▶ WHAT THE EXERCISE ASKS:
Only a number is wanted here: the count of lines in the entries below that include the word "structured".

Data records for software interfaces
┄┄┄┄┄┄┄┄┄┄

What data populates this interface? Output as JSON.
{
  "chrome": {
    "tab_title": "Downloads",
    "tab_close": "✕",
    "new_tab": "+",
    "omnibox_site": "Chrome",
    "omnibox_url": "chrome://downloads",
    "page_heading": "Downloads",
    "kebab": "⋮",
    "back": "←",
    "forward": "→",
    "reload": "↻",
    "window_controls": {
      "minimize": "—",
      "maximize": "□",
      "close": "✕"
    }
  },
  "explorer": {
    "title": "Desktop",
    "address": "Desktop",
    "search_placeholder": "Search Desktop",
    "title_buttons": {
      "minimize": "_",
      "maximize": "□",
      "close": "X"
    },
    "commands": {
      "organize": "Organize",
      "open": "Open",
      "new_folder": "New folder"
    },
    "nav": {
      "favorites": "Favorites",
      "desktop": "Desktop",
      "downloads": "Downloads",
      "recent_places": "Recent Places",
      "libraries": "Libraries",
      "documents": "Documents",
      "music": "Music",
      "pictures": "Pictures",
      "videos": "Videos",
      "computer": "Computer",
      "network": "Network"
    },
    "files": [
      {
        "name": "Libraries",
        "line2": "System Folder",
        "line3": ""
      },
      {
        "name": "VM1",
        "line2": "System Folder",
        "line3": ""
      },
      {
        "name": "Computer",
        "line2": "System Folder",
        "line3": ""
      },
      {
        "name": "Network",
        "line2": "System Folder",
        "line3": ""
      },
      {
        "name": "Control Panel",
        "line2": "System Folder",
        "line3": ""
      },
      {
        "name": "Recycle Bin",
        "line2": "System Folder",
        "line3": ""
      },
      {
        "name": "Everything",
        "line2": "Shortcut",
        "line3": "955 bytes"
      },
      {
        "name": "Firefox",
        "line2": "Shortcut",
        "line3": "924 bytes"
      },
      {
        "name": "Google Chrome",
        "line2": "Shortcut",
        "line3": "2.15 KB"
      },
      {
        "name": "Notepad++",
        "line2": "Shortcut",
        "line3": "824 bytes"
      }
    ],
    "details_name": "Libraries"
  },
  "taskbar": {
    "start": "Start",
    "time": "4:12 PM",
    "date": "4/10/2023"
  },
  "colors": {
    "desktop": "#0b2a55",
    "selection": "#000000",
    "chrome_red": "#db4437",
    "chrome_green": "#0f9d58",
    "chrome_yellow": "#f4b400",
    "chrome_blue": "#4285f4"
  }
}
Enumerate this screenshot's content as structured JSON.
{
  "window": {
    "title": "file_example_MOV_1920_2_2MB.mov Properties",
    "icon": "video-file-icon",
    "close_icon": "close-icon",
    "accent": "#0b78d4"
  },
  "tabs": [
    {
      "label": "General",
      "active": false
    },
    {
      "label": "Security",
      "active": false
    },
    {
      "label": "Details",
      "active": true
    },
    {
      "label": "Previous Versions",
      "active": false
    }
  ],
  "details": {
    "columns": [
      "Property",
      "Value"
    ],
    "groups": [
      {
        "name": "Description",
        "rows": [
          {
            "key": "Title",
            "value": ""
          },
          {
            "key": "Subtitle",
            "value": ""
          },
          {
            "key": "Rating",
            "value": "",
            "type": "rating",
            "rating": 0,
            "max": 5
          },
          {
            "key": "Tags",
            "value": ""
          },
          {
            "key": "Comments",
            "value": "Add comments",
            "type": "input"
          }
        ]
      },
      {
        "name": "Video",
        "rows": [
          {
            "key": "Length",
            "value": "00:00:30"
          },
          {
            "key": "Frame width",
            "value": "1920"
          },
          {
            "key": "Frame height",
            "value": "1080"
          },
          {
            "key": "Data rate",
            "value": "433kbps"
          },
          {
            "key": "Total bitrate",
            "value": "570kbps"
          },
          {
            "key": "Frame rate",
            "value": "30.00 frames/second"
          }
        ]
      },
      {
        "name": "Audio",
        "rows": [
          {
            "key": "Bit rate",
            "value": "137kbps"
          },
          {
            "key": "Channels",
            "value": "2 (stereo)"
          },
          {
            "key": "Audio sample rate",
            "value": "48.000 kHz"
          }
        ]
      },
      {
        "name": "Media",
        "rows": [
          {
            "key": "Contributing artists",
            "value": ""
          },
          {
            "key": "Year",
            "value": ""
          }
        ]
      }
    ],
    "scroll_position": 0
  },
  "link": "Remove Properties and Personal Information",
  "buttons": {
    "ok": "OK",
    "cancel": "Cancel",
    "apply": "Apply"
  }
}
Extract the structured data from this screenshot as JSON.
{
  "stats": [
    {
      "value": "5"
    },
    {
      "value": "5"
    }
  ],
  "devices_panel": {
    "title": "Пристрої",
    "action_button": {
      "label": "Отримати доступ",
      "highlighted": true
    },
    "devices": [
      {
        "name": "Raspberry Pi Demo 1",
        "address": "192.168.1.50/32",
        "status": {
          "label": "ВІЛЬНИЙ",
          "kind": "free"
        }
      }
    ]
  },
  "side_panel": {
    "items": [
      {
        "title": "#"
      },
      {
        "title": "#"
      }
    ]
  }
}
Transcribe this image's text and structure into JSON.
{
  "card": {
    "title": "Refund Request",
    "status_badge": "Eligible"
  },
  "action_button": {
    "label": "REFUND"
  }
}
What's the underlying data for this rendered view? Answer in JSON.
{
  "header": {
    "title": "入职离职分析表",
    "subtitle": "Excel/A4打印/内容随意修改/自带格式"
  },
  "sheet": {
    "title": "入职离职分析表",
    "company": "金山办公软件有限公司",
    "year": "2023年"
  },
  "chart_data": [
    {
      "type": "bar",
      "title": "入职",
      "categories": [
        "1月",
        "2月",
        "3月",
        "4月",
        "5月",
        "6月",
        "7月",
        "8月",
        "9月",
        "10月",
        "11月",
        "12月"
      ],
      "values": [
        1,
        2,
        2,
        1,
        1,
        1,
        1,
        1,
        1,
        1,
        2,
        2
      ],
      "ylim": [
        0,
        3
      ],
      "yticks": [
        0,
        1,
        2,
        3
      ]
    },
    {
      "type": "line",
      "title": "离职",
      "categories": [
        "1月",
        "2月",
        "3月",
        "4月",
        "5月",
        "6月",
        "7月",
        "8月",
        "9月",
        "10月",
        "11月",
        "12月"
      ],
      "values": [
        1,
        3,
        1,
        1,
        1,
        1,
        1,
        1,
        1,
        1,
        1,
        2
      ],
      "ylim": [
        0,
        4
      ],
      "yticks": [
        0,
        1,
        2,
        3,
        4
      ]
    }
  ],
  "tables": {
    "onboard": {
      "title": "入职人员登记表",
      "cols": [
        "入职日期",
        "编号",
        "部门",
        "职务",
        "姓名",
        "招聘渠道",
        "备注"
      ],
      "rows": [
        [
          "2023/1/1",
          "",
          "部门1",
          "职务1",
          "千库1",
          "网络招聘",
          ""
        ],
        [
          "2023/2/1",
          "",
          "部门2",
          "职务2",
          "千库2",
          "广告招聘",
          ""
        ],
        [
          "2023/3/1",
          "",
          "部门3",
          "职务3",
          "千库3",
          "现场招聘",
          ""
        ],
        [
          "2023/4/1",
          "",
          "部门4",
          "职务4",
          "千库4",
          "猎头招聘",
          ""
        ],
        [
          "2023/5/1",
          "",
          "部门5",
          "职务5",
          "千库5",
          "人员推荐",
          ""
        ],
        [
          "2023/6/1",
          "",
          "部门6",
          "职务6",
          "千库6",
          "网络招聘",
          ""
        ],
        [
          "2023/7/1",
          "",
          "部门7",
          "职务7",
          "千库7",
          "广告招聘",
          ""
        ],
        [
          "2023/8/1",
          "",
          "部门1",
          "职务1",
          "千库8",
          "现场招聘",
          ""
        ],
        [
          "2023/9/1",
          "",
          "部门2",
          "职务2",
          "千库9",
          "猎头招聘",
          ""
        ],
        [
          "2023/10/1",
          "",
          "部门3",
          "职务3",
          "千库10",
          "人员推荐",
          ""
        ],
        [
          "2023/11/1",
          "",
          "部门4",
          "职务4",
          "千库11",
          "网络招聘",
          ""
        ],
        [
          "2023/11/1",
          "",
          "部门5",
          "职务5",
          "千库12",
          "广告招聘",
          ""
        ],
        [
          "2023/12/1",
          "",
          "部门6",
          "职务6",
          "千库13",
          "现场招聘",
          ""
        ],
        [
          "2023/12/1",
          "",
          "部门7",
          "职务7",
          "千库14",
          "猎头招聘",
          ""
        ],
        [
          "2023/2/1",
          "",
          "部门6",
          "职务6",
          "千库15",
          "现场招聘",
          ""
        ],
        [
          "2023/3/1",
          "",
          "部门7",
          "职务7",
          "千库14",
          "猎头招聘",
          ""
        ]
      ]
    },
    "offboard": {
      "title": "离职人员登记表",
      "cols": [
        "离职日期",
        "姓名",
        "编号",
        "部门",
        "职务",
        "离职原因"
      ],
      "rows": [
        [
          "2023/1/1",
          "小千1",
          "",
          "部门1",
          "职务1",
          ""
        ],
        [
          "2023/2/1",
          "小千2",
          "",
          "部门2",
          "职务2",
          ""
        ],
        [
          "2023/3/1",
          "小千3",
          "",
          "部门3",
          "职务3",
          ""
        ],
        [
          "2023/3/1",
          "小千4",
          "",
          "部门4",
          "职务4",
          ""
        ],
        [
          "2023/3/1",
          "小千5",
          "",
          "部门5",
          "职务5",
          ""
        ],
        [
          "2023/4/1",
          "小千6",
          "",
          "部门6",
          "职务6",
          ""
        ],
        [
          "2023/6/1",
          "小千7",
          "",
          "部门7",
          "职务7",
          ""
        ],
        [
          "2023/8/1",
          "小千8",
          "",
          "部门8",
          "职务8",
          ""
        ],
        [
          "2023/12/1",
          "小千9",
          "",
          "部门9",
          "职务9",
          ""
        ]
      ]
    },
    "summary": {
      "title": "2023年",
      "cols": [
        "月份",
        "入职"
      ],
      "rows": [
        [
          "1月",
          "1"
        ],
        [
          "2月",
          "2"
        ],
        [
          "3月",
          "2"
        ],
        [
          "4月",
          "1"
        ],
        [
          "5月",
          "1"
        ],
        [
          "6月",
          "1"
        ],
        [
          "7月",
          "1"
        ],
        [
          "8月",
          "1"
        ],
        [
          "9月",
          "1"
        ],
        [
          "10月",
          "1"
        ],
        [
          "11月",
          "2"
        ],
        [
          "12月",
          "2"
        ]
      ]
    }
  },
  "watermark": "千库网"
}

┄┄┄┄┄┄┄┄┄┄

▶ EXERCISE OUTPUT:
2